This is entertainment. It’s not supposed to be realistic. The humor is there, Rosie says, because it’s just enough over the top that it wouldn’t really happen. But we’ve seen examples of social media going very badly awry. McDonald’s, for example. Statistics on social media problems in healthcare settings suggest that it happens more often than we’d like to think.
In the case of Dreamland, it’s all down to a lack of planning.
Social media strategy
You might have a carefully developed method for creating social media posts, with calendars planned ahead of time and sent to a compliance team to make sure nothing is posted without risk assessment. Or you might have a group of interns who post fun stuff spontaneously throughout the day and night. Wherever your organization falls along this continuum, it makes sense to have a social media strategy that informs your choices.
Here are some questions to ask yourself.:
- What’s your goal? The digital marketing lead in Dreamland picks up the phrase “stakeholder engagement” at a conference and runs with it. They don’t agree on who their stakeholders are and have only the faintest idea what “engagement” means. In real life, it’s essential to have SMART goals that align with your business strategies.
- Who’s your audience? Develop personas that help you identify who you’re talking to, what they want, and their likely path to purchase for the goods and services you can offer them. This will help you provide real value in your social media, whether that’s curated content, real engagement, or valuable owned media.
- How can you reach your audience? Determine the social media platforms that will allow you to connect with your audience. Identify useful keywords that will help them find you and the products and services you have to offer.
- Who will develop awesome content for you? You need to have quality content and it won’t grow on trees. In Dreamland, the marketing team just figures everyone will pitch in, and they do. It leads to failures in mission-critical tasks and negative effects on their online reputation. In real life, you must have a plan for creating content to share.
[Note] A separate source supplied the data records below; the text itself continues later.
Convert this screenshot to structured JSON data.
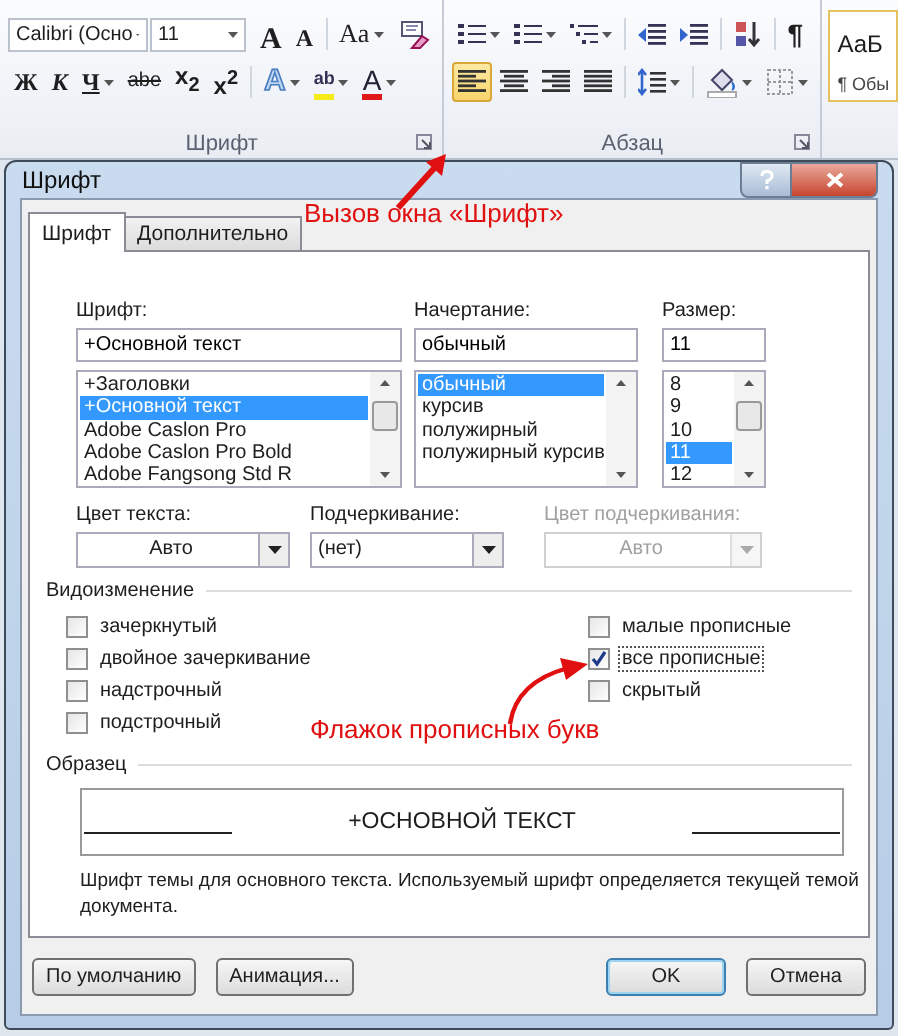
{
  "ribbon": {
    "font_group": {
      "label": "Шрифт",
      "font_name": "Calibri (Осно",
      "font_size": "11",
      "row1": [
        {
          "kind": "grow",
          "label": "A",
          "dropdown": false
        },
        {
          "kind": "shrink",
          "label": "A",
          "dropdown": false
        },
        {
          "kind": "case",
          "label": "Aa",
          "dropdown": true
        },
        {
          "kind": "clear",
          "dropdown": false
        }
      ],
      "row2": [
        {
          "kind": "bold",
          "label": "Ж",
          "dropdown": false
        },
        {
          "kind": "italic",
          "label": "К",
          "dropdown": false
        },
        {
          "kind": "underline",
          "label": "Ч",
          "dropdown": true
        },
        {
          "kind": "strike",
          "label": "abe",
          "dropdown": false
        },
        {
          "kind": "subscript",
          "label": "x$_{2}$",
          "dropdown": false
        },
        {
          "kind": "superscript",
          "label": "x$^{2}$",
          "dropdown": false
        },
        {
          "kind": "effects",
          "label": "A",
          "dropdown": true
        },
        {
          "kind": "highlight",
          "label": "ab",
          "dropdown": true
        },
        {
          "kind": "font-color",
          "label": "A",
          "dropdown": true
        }
      ]
    },
    "paragraph_group": {
      "label": "Абзац",
      "row1": [
        {
          "kind": "bullets",
          "dropdown": true
        },
        {
          "kind": "numbering",
          "dropdown": true
        },
        {
          "kind": "multilevel",
          "dropdown": true
        },
        {
          "kind": "outdent",
          "dropdown": false
        },
        {
          "kind": "indent",
          "dropdown": false
        },
        {
          "kind": "sort",
          "dropdown": false
        },
        {
          "kind": "pilcrow",
          "label": "¶",
          "dropdown": false
        }
      ],
      "row2": [
        {
          "kind": "align-left",
          "selected": true,
          "dropdown": false
        },
        {
          "kind": "align-center",
          "selected": false,
          "dropdown": false
        },
        {
          "kind": "align-right",
          "selected": false,
          "dropdown": false
        },
        {
          "kind": "justify",
          "selected": false,
          "dropdown": false
        },
        {
          "kind": "line-spacing",
          "selected": false,
          "dropdown": true
        },
        {
          "kind": "shading",
          "selected": false,
          "dropdown": true
        },
        {
          "kind": "borders",
          "selected": false,
          "dropdown": true
        }
      ]
    },
    "styles": {
      "sample": "АаБ",
      "name": "¶ Обы"
    }
  },
  "annotations": [
    {
      "kind": "top",
      "text": "Вызов окна «Шрифт»"
    },
    {
      "kind": "checkbox",
      "text": "Флажок прописных букв"
    }
  ],
  "dialog": {
    "title": "Шрифт",
    "tabs": [
      {
        "label": "Шрифт",
        "selected": true
      },
      {
        "label": "Дополнительно",
        "selected": false
      }
    ],
    "font": {
      "label": "Шрифт:",
      "value": "+Основной текст",
      "items": [
        {
          "text": "+Заголовки",
          "selected": false
        },
        {
          "text": "+Основной текст",
          "selected": true
        },
        {
          "text": "Adobe Caslon Pro",
          "selected": false
        },
        {
          "text": "Adobe Caslon Pro Bold",
          "selected": false
        },
        {
          "text": "Adobe Fangsong Std R",
          "selected": false
        }
      ]
    },
    "style": {
      "label": "Начертание:",
      "value": "обычный",
      "items": [
        {
          "text": "обычный",
          "selected": true
        },
        {
          "text": "курсив",
          "selected": false
        },
        {
          "text": "полужирный",
          "selected": false
        },
        {
          "text": "полужирный курсив",
          "selected": false
        }
      ]
    },
    "size": {
      "label": "Размер:",
      "value": "11",
      "items": [
        {
          "text": "8",
          "selected": false
        },
        {
          "text": "9",
          "selected": false
        },
        {
          "text": "10",
          "selected": false
        },
        {
          "text": "11",
          "selected": true
        },
        {
          "text": "12",
          "selected": false
        }
      ]
    },
    "dropdowns": [
      {
        "label": "Цвет текста:",
        "value": "Авто",
        "disabled": false,
        "centered": true
      },
      {
        "label": "Подчеркивание:",
        "value": "(нет)",
        "disabled": false,
        "centered": false
      },
      {
        "label": "Цвет подчеркивания:",
        "value": "Авто",
        "disabled": true,
        "centered": true
      }
    ],
    "effects_title": "Видоизменение",
    "effects_left": [
      {
        "label": "зачеркнутый",
        "checked": false,
        "focused": false
      },
      {
        "label": "двойное зачеркивание",
        "checked": false,
        "focused": false
      },
      {
        "label": "надстрочный",
        "checked": false,
        "focused": false
      },
      {
        "label": "подстрочный",
        "checked": false,
        "focused": false
      }
    ],
    "effects_right": [
      {
        "label": "малые прописные",
        "checked": false,
        "focused": false
      },
      {
        "label": "все прописные",
        "checked": true,
        "focused": true
      },
      {
        "label": "скрытый",
        "checked": false,
        "focused": false
      }
    ],
    "preview_title": "Образец",
    "preview_text": "+ОСНОВНОЙ ТЕКСТ",
    "description": "Шрифт темы для основного текста. Используемый шрифт определяется текущей темой документа.",
    "buttons": [
      {
        "label": "По умолчанию",
        "default": false
      },
      {
        "label": "Анимация...",
        "default": false
      },
      {
        "label": "OK",
        "default": true
      },
      {
        "label": "Отмена",
        "default": false
      }
    ]
  }
}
- How will you measure success? In Dreamland, the team bases their idea of success on one metric: followers. Unfortunately, lots of people do this in real life, too. You’ve selected a measurable goal, so one of your jobs has to be measuring that goal. Then respond to your results with tactics designed to help you move further toward that goal.
Want to talk about social media strategy? We’d love to start that conversation with you. Contact us and let us buy you a cup of coffee. Not close by? We work with clients on four continents, and we’d love to talk more with you. Call us at 479.966.9761.